'''

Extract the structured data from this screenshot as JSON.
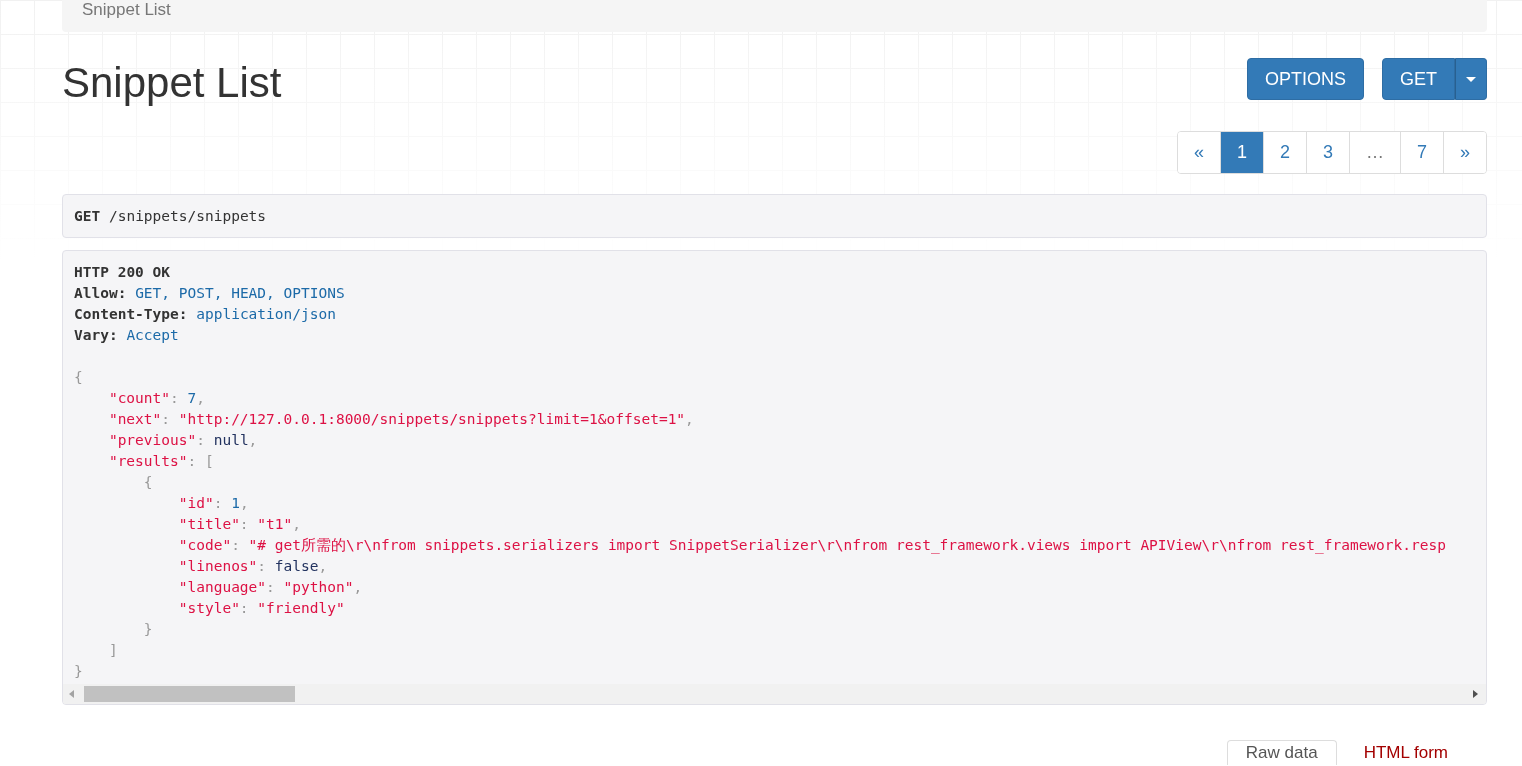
{
  "breadcrumb": {
    "label": "Snippet List"
  },
  "title": "Snippet List",
  "buttons": [
    {
      "label": "OPTIONS",
      "kind": "plain"
    },
    {
      "label": "GET",
      "kind": "split"
    }
  ],
  "pagination": [
    {
      "label": "«",
      "selected": false,
      "disabled": false
    },
    {
      "label": "1",
      "selected": true,
      "disabled": false
    },
    {
      "label": "2",
      "selected": false,
      "disabled": false
    },
    {
      "label": "3",
      "selected": false,
      "disabled": false
    },
    {
      "label": "…",
      "selected": false,
      "disabled": true
    },
    {
      "label": "7",
      "selected": false,
      "disabled": false
    },
    {
      "label": "»",
      "selected": false,
      "disabled": false
    }
  ],
  "request": {
    "method": "GET",
    "path": "/snippets/snippets"
  },
  "response": {
    "status": "HTTP 200 OK",
    "headers": [
      {
        "name": "Allow:",
        "value": "GET, POST, HEAD, OPTIONS"
      },
      {
        "name": "Content-Type:",
        "value": "application/json"
      },
      {
        "name": "Vary:",
        "value": "Accept"
      }
    ],
    "body": [
      {
        "tokens": [
          {
            "kind": "punct",
            "text": "{"
          }
        ],
        "children": [
          {
            "tokens": [
              {
                "kind": "key",
                "text": "\"count\""
              },
              {
                "kind": "punct",
                "text": ": "
              },
              {
                "kind": "number",
                "text": "7"
              },
              {
                "kind": "punct",
                "text": ","
              }
            ]
          },
          {
            "tokens": [
              {
                "kind": "key",
                "text": "\"next\""
              },
              {
                "kind": "punct",
                "text": ": "
              },
              {
                "kind": "string",
                "text": "\"http://127.0.0.1:8000/snippets/snippets?limit=1&offset=1\""
              },
              {
                "kind": "punct",
                "text": ","
              }
            ]
          },
          {
            "tokens": [
              {
                "kind": "key",
                "text": "\"previous\""
              },
              {
                "kind": "punct",
                "text": ": "
              },
              {
                "kind": "literal",
                "text": "null"
              },
              {
                "kind": "punct",
                "text": ","
              }
            ]
          },
          {
            "tokens": [
              {
                "kind": "key",
                "text": "\"results\""
              },
              {
                "kind": "punct",
                "text": ": ["
              }
            ],
            "children": [
              {
                "tokens": [
                  {
                    "kind": "punct",
                    "text": "{"
                  }
                ],
                "children": [
                  {
                    "tokens": [
                      {
                        "kind": "key",
                        "text": "\"id\""
                      },
                      {
                        "kind": "punct",
                        "text": ": "
                      },
                      {
                        "kind": "number",
                        "text": "1"
                      },
                      {
                        "kind": "punct",
                        "text": ","
                      }
                    ]
                  },
                  {
                    "tokens": [
                      {
                        "kind": "key",
                        "text": "\"title\""
                      },
                      {
                        "kind": "punct",
                        "text": ": "
                      },
                      {
                        "kind": "string",
                        "text": "\"t1\""
                      },
                      {
                        "kind": "punct",
                        "text": ","
                      }
                    ]
                  },
                  {
                    "tokens": [
                      {
                        "kind": "key",
                        "text": "\"code\""
                      },
                      {
                        "kind": "punct",
                        "text": ": "
                      },
                      {
                        "kind": "string",
                        "text": "\"# get所需的\\r\\nfrom snippets.serializers import SnippetSerializer\\r\\nfrom rest_framework.views import APIView\\r\\nfrom rest_framework.resp"
                      }
                    ]
                  },
                  {
                    "tokens": [
                      {
                        "kind": "key",
                        "text": "\"linenos\""
                      },
                      {
                        "kind": "punct",
                        "text": ": "
                      },
                      {
                        "kind": "literal",
                        "text": "false"
                      },
                      {
                        "kind": "punct",
                        "text": ","
                      }
                    ]
                  },
                  {
                    "tokens": [
                      {
                        "kind": "key",
                        "text": "\"language\""
                      },
                      {
                        "kind": "punct",
                        "text": ": "
                      },
                      {
                        "kind": "string",
                        "text": "\"python\""
                      },
                      {
                        "kind": "punct",
                        "text": ","
                      }
                    ]
                  },
                  {
                    "tokens": [
                      {
                        "kind": "key",
                        "text": "\"style\""
                      },
                      {
                        "kind": "punct",
                        "text": ": "
                      },
                      {
                        "kind": "string",
                        "text": "\"friendly\""
                      }
                    ]
                  }
                ]
              },
              {
                "tokens": [
                  {
                    "kind": "punct",
                    "text": "}"
                  }
                ]
              }
            ]
          },
          {
            "tokens": [
              {
                "kind": "punct",
                "text": "]"
              }
            ]
          }
        ]
      },
      {
        "tokens": [
          {
            "kind": "punct",
            "text": "}"
          }
        ]
      }
    ]
  },
  "format_tabs": [
    {
      "label": "Raw data",
      "selected": true
    },
    {
      "label": "HTML form",
      "selected": false
    }
  ]
}
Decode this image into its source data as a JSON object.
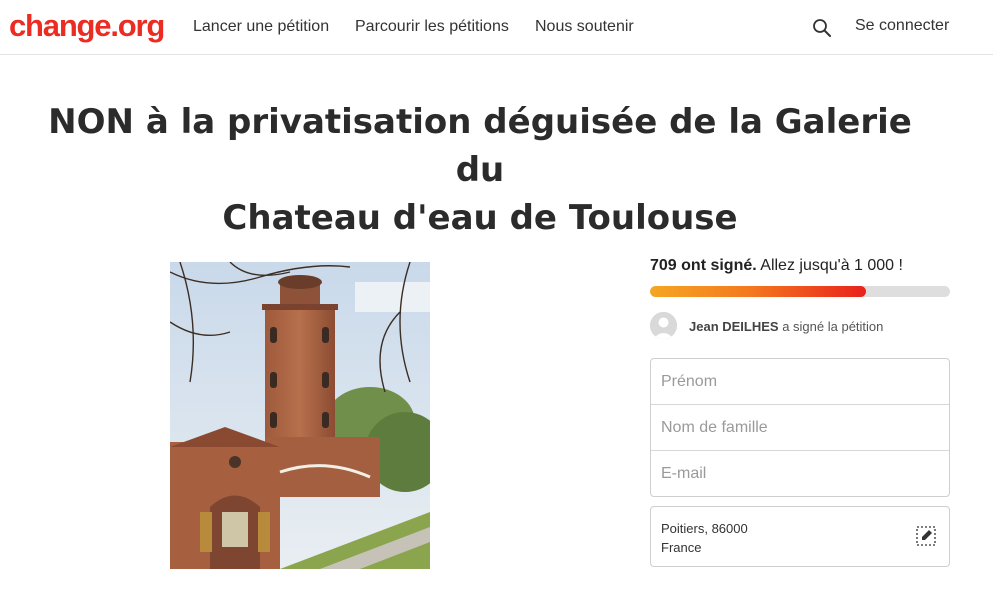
{
  "header": {
    "logo": "change.org",
    "nav": [
      "Lancer une pétition",
      "Parcourir les pétitions",
      "Nous soutenir"
    ],
    "login": "Se connecter"
  },
  "petition": {
    "title_line1": "NON à la privatisation déguisée de la Galerie du",
    "title_line2": "Chateau d'eau de Toulouse"
  },
  "signatures": {
    "count_text": "709 ont signé.",
    "goal_text": " Allez jusqu'à 1 000 !",
    "progress_fraction": 0.72
  },
  "recent_signer": {
    "name": "Jean DEILHES",
    "action": " a signé la pétition"
  },
  "form": {
    "first_name_placeholder": "Prénom",
    "last_name_placeholder": "Nom de famille",
    "email_placeholder": "E-mail"
  },
  "location": {
    "line1": "Poitiers, 86000",
    "line2": "France"
  },
  "colors": {
    "brand": "#ec2c22",
    "progress_start": "#f5a623",
    "progress_end": "#e8221c"
  }
}
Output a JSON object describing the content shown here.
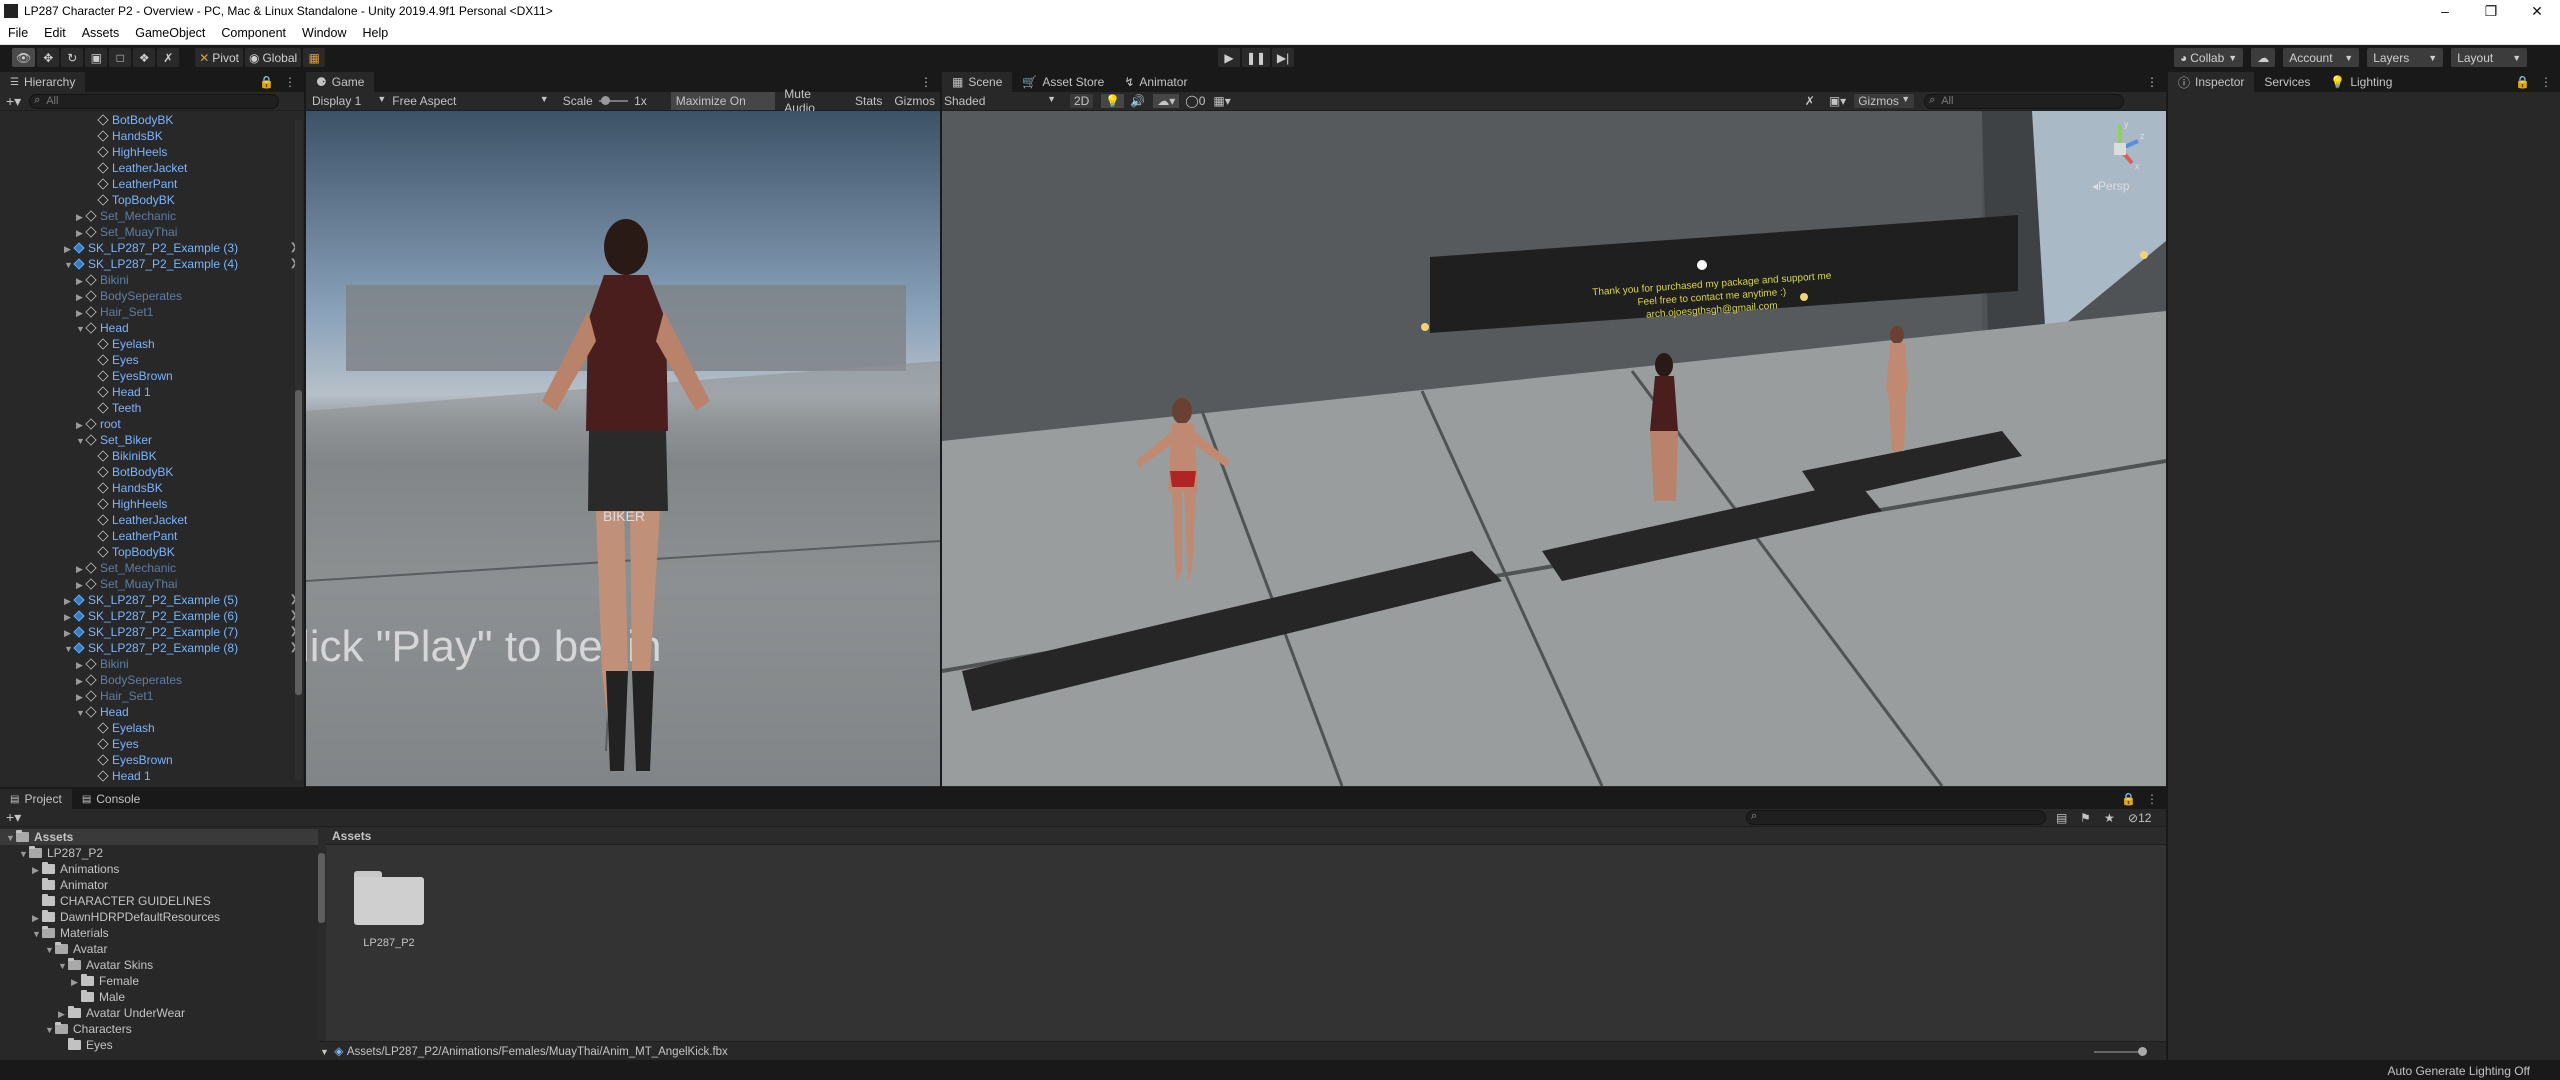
{
  "window": {
    "title": "LP287 Character P2 - Overview - PC, Mac & Linux Standalone - Unity 2019.4.9f1 Personal <DX11>"
  },
  "menu": [
    "File",
    "Edit",
    "Assets",
    "GameObject",
    "Component",
    "Window",
    "Help"
  ],
  "toolbar": {
    "pivot": "Pivot",
    "global": "Global",
    "collab": "Collab",
    "account": "Account",
    "layers": "Layers",
    "layout": "Layout"
  },
  "hierarchy": {
    "tab": "Hierarchy",
    "search_placeholder": "All",
    "rows": [
      {
        "label": "BotBodyBK",
        "indent": 5,
        "state": "blue"
      },
      {
        "label": "HandsBK",
        "indent": 5,
        "state": "blue"
      },
      {
        "label": "HighHeels",
        "indent": 5,
        "state": "blue"
      },
      {
        "label": "LeatherJacket",
        "indent": 5,
        "state": "blue"
      },
      {
        "label": "LeatherPant",
        "indent": 5,
        "state": "blue"
      },
      {
        "label": "TopBodyBK",
        "indent": 5,
        "state": "blue"
      },
      {
        "label": "Set_Mechanic",
        "indent": 4,
        "state": "dim",
        "fold": "▶"
      },
      {
        "label": "Set_MuayThai",
        "indent": 4,
        "state": "dim",
        "fold": "▶"
      },
      {
        "label": "SK_LP287_P2_Example (3)",
        "indent": 3,
        "state": "prefab",
        "fold": "▶",
        "more": true
      },
      {
        "label": "SK_LP287_P2_Example (4)",
        "indent": 3,
        "state": "prefab",
        "fold": "▼",
        "more": true
      },
      {
        "label": "Bikini",
        "indent": 4,
        "state": "dim",
        "fold": "▶"
      },
      {
        "label": "BodySeperates",
        "indent": 4,
        "state": "dim",
        "fold": "▶"
      },
      {
        "label": "Hair_Set1",
        "indent": 4,
        "state": "dim",
        "fold": "▶"
      },
      {
        "label": "Head",
        "indent": 4,
        "state": "blue",
        "fold": "▼"
      },
      {
        "label": "Eyelash",
        "indent": 5,
        "state": "blue"
      },
      {
        "label": "Eyes",
        "indent": 5,
        "state": "blue"
      },
      {
        "label": "EyesBrown",
        "indent": 5,
        "state": "blue"
      },
      {
        "label": "Head 1",
        "indent": 5,
        "state": "blue"
      },
      {
        "label": "Teeth",
        "indent": 5,
        "state": "blue"
      },
      {
        "label": "root",
        "indent": 4,
        "state": "blue",
        "fold": "▶"
      },
      {
        "label": "Set_Biker",
        "indent": 4,
        "state": "blue",
        "fold": "▼"
      },
      {
        "label": "BikiniBK",
        "indent": 5,
        "state": "blue"
      },
      {
        "label": "BotBodyBK",
        "indent": 5,
        "state": "blue"
      },
      {
        "label": "HandsBK",
        "indent": 5,
        "state": "blue"
      },
      {
        "label": "HighHeels",
        "indent": 5,
        "state": "blue"
      },
      {
        "label": "LeatherJacket",
        "indent": 5,
        "state": "blue"
      },
      {
        "label": "LeatherPant",
        "indent": 5,
        "state": "blue"
      },
      {
        "label": "TopBodyBK",
        "indent": 5,
        "state": "blue"
      },
      {
        "label": "Set_Mechanic",
        "indent": 4,
        "state": "dim",
        "fold": "▶"
      },
      {
        "label": "Set_MuayThai",
        "indent": 4,
        "state": "dim",
        "fold": "▶"
      },
      {
        "label": "SK_LP287_P2_Example (5)",
        "indent": 3,
        "state": "prefab",
        "fold": "▶",
        "more": true
      },
      {
        "label": "SK_LP287_P2_Example (6)",
        "indent": 3,
        "state": "prefab",
        "fold": "▶",
        "more": true
      },
      {
        "label": "SK_LP287_P2_Example (7)",
        "indent": 3,
        "state": "prefab",
        "fold": "▶",
        "more": true
      },
      {
        "label": "SK_LP287_P2_Example (8)",
        "indent": 3,
        "state": "prefab",
        "fold": "▼",
        "more": true
      },
      {
        "label": "Bikini",
        "indent": 4,
        "state": "dim",
        "fold": "▶"
      },
      {
        "label": "BodySeperates",
        "indent": 4,
        "state": "dim",
        "fold": "▶"
      },
      {
        "label": "Hair_Set1",
        "indent": 4,
        "state": "dim",
        "fold": "▶"
      },
      {
        "label": "Head",
        "indent": 4,
        "state": "blue",
        "fold": "▼"
      },
      {
        "label": "Eyelash",
        "indent": 5,
        "state": "blue"
      },
      {
        "label": "Eyes",
        "indent": 5,
        "state": "blue"
      },
      {
        "label": "EyesBrown",
        "indent": 5,
        "state": "blue"
      },
      {
        "label": "Head 1",
        "indent": 5,
        "state": "blue"
      }
    ]
  },
  "game": {
    "tab": "Game",
    "display": "Display 1",
    "aspect": "Free Aspect",
    "scale_label": "Scale",
    "scale_value": "1x",
    "maximize": "Maximize On Play",
    "mute": "Mute Audio",
    "stats": "Stats",
    "gizmos": "Gizmos",
    "floor_text": "lick \"Play\" to begin",
    "shorts_text": "BIKER"
  },
  "scene": {
    "tabs": [
      "Scene",
      "Asset Store",
      "Animator"
    ],
    "shading": "Shaded",
    "mode2d": "2D",
    "fx_count": "0",
    "gizmos": "Gizmos",
    "search_placeholder": "All",
    "persp": "Persp",
    "axis_y": "y",
    "axis_z": "z",
    "axis_x": "x",
    "sign_line1": "Thank you for purchased my package and support me",
    "sign_line2": "Feel free to contact me anytime :)",
    "sign_line3": "arch.ojoesgthsgh@gmail.com"
  },
  "inspector": {
    "tabs": [
      "Inspector",
      "Services",
      "Lighting"
    ]
  },
  "project": {
    "tabs": [
      "Project",
      "Console"
    ],
    "add": "+",
    "tree": [
      {
        "label": "Assets",
        "indent": 0,
        "fold": "▼",
        "bold": true
      },
      {
        "label": "LP287_P2",
        "indent": 1,
        "fold": "▼"
      },
      {
        "label": "Animations",
        "indent": 2,
        "fold": "▶"
      },
      {
        "label": "Animator",
        "indent": 2,
        "fold": ""
      },
      {
        "label": "CHARACTER GUIDELINES",
        "indent": 2,
        "fold": ""
      },
      {
        "label": "DawnHDRPDefaultResources",
        "indent": 2,
        "fold": "▶"
      },
      {
        "label": "Materials",
        "indent": 2,
        "fold": "▼"
      },
      {
        "label": "Avatar",
        "indent": 3,
        "fold": "▼"
      },
      {
        "label": "Avatar Skins",
        "indent": 4,
        "fold": "▼"
      },
      {
        "label": "Female",
        "indent": 5,
        "fold": "▶"
      },
      {
        "label": "Male",
        "indent": 5,
        "fold": ""
      },
      {
        "label": "Avatar UnderWear",
        "indent": 4,
        "fold": "▶"
      },
      {
        "label": "Characters",
        "indent": 3,
        "fold": "▼"
      },
      {
        "label": "Eyes",
        "indent": 4,
        "fold": ""
      }
    ],
    "breadcrumb": "Assets",
    "folder_name": "LP287_P2",
    "path": "Assets/LP287_P2/Animations/Females/MuayThai/Anim_MT_AngelKick.fbx",
    "hidden_count": "12"
  },
  "status": {
    "right": "Auto Generate Lighting Off"
  }
}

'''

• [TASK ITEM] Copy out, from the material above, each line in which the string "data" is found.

• [ANSWER TO THIS PROBLEM]
Extract the structured data from this screenshot as JSON.
      "label": "Raw data",
Decode this image into its source data as a JSON object.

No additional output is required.